There are only two network requirements for a Faros deployed cluster. One uplink/WAN connection to the bastion node and a layer 2 switch connecting all of the nodes and management ports. The bastion node will act as a gateway for ingress and egress traffic. During install, the gateway can be configured in one of two ways:
NAT Gateway - Nodes outside of the cluster may use the bastion node as part of a static route to contact the cluster nodes directly. This is only recomended when the bastion node is connected to a trusted enterprise network as it allows direct access to the cluster nodes.
PAT Gateway - The bastion node will only forward traffic from the cluster network to the public network. The bastion node’s firewall will port forward the cluster services to make them available outside of the cluster. This is safer because only the bastion node is reachable from outside of the cluster. This configuration is very similar in function to a consumer router.
Setting up a cluster requires a DNS domain and a cluster name. The cluster will be configured to use a subdomain of *.CLUSTER_NAME.CLUSTER_DOMAIN. For example, if your cluster name is edge and your cluster domain is example.com, then your bastion node would have a FQDN of bastion.edge.example.com. If you would like your cluster to be reachable externally (usually desired, but not necessary), you must have the ability to create DNS records in the DNS zone that defines your domain. It is not required to edit the DNS zone until the installation is complete.

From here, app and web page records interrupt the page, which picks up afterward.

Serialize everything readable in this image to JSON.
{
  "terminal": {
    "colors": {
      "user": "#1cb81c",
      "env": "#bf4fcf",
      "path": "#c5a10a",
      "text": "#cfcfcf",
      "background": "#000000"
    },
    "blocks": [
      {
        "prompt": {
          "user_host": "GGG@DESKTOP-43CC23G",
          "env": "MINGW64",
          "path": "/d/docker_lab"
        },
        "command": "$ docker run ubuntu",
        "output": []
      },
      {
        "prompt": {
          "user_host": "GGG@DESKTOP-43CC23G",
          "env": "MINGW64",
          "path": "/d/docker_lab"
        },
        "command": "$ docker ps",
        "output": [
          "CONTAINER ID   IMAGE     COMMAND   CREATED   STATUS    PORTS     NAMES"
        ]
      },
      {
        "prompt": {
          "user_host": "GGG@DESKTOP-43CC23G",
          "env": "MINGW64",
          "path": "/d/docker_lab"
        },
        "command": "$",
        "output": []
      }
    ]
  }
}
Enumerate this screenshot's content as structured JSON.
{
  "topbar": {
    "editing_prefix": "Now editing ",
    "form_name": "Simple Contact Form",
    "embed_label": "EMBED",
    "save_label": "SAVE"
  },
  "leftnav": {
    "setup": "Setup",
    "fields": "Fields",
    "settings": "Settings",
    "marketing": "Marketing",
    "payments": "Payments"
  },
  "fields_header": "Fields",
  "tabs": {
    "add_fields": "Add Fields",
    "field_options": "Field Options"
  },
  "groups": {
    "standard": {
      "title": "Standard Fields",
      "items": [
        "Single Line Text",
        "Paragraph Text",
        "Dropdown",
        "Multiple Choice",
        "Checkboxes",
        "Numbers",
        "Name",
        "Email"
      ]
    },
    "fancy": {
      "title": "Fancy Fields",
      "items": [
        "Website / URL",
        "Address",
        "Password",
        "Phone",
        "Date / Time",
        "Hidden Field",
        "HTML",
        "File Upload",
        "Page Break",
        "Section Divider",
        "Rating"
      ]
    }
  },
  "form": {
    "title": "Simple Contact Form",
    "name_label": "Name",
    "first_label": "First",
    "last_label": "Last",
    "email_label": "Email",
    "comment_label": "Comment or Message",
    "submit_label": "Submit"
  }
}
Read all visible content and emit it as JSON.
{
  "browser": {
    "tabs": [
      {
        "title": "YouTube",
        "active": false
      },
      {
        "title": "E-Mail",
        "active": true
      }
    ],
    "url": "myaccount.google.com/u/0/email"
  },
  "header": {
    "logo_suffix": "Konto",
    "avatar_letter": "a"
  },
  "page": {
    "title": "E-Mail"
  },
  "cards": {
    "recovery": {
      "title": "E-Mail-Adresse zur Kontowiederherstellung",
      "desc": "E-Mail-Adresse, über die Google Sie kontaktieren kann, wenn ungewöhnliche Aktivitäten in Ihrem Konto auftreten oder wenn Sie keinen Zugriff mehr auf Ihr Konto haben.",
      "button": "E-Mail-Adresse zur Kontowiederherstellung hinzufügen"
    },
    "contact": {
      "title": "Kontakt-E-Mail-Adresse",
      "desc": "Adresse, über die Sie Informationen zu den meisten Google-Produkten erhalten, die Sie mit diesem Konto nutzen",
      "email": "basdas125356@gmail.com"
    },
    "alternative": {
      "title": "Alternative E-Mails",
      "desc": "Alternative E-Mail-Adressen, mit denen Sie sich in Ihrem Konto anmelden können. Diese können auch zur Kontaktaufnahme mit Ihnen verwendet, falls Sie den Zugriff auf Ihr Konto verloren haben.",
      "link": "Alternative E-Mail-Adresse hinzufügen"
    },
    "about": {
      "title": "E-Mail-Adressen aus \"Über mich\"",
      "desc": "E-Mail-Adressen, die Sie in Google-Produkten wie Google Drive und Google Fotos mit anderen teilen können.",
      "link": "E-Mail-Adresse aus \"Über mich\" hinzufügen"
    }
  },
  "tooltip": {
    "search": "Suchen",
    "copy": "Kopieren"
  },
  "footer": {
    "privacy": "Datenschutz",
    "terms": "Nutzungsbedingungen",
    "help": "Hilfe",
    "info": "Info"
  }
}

In order to contact the cluster externally, you must be able to create 3 public DNS A records: